What you are asked to do
What you return should be the lines of the data containing "junio", each in full.

·····

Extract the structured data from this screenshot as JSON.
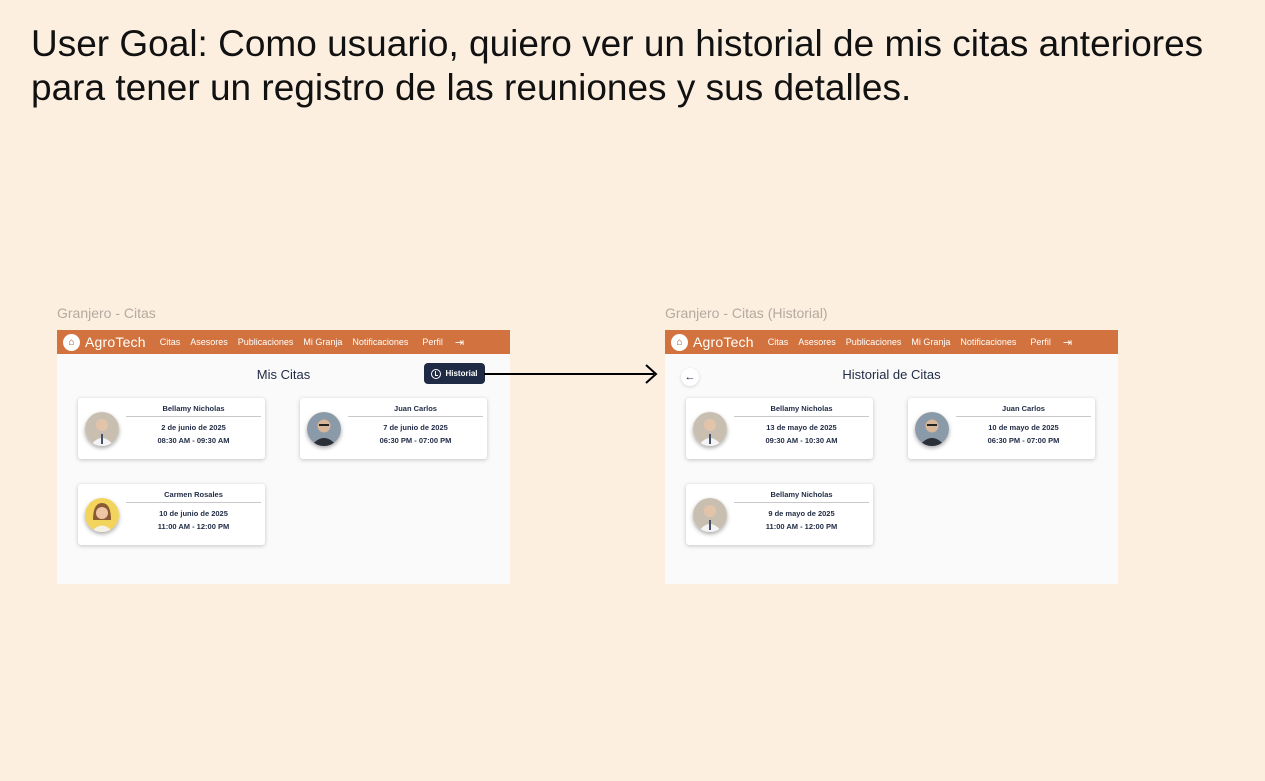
{
  "goal": "User Goal: Como usuario, quiero ver un historial de mis citas anteriores para tener un registro de las reuniones y sus detalles.",
  "nav": {
    "brand": "AgroTech",
    "items": [
      "Citas",
      "Asesores",
      "Publicaciones",
      "Mi Granja",
      "Notificaciones",
      "Perfil"
    ]
  },
  "screen1": {
    "label": "Granjero - Citas",
    "title": "Mis Citas",
    "history_button": "Historial",
    "cards": [
      {
        "name": "Bellamy Nicholas",
        "date": "2 de junio de 2025",
        "time": "08:30 AM - 09:30 AM"
      },
      {
        "name": "Juan Carlos",
        "date": "7 de junio de 2025",
        "time": "06:30 PM - 07:00 PM"
      },
      {
        "name": "Carmen Rosales",
        "date": "10 de junio de 2025",
        "time": "11:00 AM - 12:00 PM"
      }
    ]
  },
  "screen2": {
    "label": "Granjero - Citas (Historial)",
    "title": "Historial de Citas",
    "cards": [
      {
        "name": "Bellamy Nicholas",
        "date": "13 de mayo de 2025",
        "time": "09:30 AM - 10:30 AM"
      },
      {
        "name": "Juan Carlos",
        "date": "10 de mayo de 2025",
        "time": "06:30 PM - 07:00 PM"
      },
      {
        "name": "Bellamy Nicholas",
        "date": "9 de mayo de 2025",
        "time": "11:00 AM - 12:00 PM"
      }
    ]
  },
  "colors": {
    "nav": "#d2733f",
    "background": "#fcefe0",
    "primary": "#1f2a44"
  }
}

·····

Final answer
        "date": "2 de junio de 2025",
        "date": "7 de junio de 2025",
        "date": "10 de junio de 2025",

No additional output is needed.